New Research: Fisetin as a potential supplement to extend health and lifespan

Study: Fisetin is a senotherapeutic that extends health and lifespan

Publication status and journal: Open Access in EBioMedicine published by The Lancet.

Motivation behind study: Some drugs have senolytic activities, clearing out senescent cells but they also have considerable toxicity. Earlier, quercetin a flavonoid, used as a cheap supplement, shown some senotherapeutic promise as well. The current study screened a panel of other flavonoids whose senolytic, senotherapeutic activity might be lead to an improvement upon quercetin.

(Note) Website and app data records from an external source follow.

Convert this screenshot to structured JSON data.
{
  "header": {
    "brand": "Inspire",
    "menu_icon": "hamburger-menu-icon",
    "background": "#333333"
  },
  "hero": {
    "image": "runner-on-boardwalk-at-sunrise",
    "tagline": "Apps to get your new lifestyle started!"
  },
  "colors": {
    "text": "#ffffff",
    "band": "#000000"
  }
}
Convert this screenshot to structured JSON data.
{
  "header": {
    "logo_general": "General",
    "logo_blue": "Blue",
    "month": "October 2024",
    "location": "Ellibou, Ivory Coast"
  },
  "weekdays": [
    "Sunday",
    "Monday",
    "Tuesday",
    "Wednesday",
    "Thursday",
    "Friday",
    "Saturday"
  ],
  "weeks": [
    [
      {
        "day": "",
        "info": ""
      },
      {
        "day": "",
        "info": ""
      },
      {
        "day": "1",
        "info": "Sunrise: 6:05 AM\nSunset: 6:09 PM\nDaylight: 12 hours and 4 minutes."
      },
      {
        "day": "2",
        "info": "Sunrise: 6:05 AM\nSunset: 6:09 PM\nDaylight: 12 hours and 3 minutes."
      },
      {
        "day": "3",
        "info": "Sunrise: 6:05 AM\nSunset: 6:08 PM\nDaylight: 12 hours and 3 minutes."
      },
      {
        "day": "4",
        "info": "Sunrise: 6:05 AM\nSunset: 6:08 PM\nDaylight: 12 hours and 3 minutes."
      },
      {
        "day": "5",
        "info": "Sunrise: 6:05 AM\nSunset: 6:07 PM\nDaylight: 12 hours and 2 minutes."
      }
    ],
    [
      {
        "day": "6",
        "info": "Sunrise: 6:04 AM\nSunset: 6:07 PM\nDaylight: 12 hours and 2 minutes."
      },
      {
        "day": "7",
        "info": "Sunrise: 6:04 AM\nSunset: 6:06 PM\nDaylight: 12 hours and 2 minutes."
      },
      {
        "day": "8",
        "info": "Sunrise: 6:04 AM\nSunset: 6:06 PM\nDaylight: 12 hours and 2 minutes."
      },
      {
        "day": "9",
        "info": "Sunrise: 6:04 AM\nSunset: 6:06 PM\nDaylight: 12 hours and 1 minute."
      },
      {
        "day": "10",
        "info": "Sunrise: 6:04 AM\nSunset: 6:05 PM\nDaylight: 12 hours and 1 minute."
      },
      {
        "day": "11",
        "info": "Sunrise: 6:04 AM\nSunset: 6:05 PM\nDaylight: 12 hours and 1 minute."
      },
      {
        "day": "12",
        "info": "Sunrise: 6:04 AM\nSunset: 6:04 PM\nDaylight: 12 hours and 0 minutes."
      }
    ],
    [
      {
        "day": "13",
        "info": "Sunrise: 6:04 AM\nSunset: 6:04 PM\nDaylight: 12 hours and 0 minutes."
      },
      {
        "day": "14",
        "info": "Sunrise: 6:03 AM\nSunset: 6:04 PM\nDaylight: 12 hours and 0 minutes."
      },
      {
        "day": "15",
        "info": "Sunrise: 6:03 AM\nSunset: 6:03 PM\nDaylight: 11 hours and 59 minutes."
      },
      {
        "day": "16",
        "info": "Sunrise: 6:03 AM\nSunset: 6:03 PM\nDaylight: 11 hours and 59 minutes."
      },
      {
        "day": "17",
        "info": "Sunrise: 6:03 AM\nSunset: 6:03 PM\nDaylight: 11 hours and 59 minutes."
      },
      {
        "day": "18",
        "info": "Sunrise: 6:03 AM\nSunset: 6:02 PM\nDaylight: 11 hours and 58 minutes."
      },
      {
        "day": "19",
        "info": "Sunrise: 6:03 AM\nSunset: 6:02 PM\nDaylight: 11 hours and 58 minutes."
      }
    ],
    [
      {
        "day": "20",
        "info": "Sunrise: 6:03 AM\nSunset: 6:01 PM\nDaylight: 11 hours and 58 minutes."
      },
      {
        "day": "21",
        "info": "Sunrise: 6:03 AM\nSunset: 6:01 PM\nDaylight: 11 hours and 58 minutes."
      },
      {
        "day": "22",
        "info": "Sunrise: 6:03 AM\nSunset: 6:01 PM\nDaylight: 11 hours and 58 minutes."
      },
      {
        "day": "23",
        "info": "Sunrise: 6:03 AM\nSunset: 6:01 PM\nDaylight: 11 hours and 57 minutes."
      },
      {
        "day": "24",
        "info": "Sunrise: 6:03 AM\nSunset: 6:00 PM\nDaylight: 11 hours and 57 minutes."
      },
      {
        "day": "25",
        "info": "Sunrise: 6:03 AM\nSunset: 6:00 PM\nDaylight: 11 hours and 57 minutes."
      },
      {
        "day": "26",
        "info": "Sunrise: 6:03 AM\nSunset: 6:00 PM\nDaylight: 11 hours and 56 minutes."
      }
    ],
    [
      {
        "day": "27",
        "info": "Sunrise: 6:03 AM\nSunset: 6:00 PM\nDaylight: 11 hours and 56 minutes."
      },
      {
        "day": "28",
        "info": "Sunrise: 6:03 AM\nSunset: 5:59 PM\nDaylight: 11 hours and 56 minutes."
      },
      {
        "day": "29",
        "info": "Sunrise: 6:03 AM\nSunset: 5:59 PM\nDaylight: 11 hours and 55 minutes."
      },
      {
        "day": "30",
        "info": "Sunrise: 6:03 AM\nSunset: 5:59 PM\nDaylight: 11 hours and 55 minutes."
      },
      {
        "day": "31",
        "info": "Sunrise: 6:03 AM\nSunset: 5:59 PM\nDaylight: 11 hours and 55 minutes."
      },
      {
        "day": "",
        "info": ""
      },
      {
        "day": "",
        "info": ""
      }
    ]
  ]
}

Aging process studied and modulated: Cellular senescence is one of the 9 hallmark processes of biological aging where proliferating or terminally differentiated non-dividing cells enter a state of cell cycle arrest, resistance to apoptosis and usually develop a cellular phenotype secreting molecules making a hostile tissue microenvironment, See our earlier post entitled Cellular senescence: zombie cells and matrix metalloproteinases

Supplement screened: Fisetin is a naturally occurring flavonoid polyphenol, present in low concentrations in many fruits and vegetables eg. apples, grapes, onions, cucumbers and higher concentrations in strawberries. It is available as an oral dietary supplement. As the article says: ‘ Importantly, no adverse effects of fisetin have been reported, even when given at high doses’ citing this earlier study, called Fisetin Acts on Multiple Pathways to Reduce the Impact of Age and Disease on CNS Function.

Experiments done: In vitro, on cultured cells using mouse and human fibroblasts and in vivo, on animal tissues: progeroid syndrome and aged wild type mice. Human adipose tissue explants were used.

Selected results: 

‘In primary murine embryonic fibroblasts induced to senescence through oxidative stress and in human fibroblasts induced to senescence with the genotoxin etoposide, fisetin was most effective at reducing senescent markers.’

Chronic fisetin treatment reduced senescent markers in all studied tissues in progeroid mice showing accelerated aging: fat, spleen, liver, kidney.

Also in progeroid mice, fisetin also reduced oxidative stress in liver by measuring a lipid peroxidation product and increased intracellular glutathione hinting at antioxidant activity.

In naturally aged mice fisetin significantly  reduced the fraction of senescent cells in white adipose tissue.

In terms of lifespan extension:
To determine if fisetin-mediated clearance of senescent cells impacts the health or lifespan of mice, WT f1 C57BL/6:FVB mice were fed a diet containing 500 ppm fisetin beginning at 85 wks of age, roughly equivalent to age 75 years in humans. This resulted in an extension of median as well as maximal lifespan.
Strangely the paper does not express median lifespan extension in an explicitly quantified manner using percentages. There’s only 2 figures, Figure 5/A and Figure 5/B, a survival curve and a figure showing median lifespan in a box plot like manner, only including the actual individual data (mice) points. According to Fig 5/B median lifespan increased from 27 months to 30 months.

Bottom line: Best to cite the last paragraph of the paper:

Given that fisetin is a natural product found in common foods and available as an oral dietary supplement and has no reported adverse side effects, our pre-clinical data suggest that fisetin should be imminently translatable and could have a significant benefit to the health of elderly patients. Based on these mouse studies, clinical trials to evaluate the short-term benefits of intermittent fisetin treatment on certain aspects of aging such as frailty are currently underway.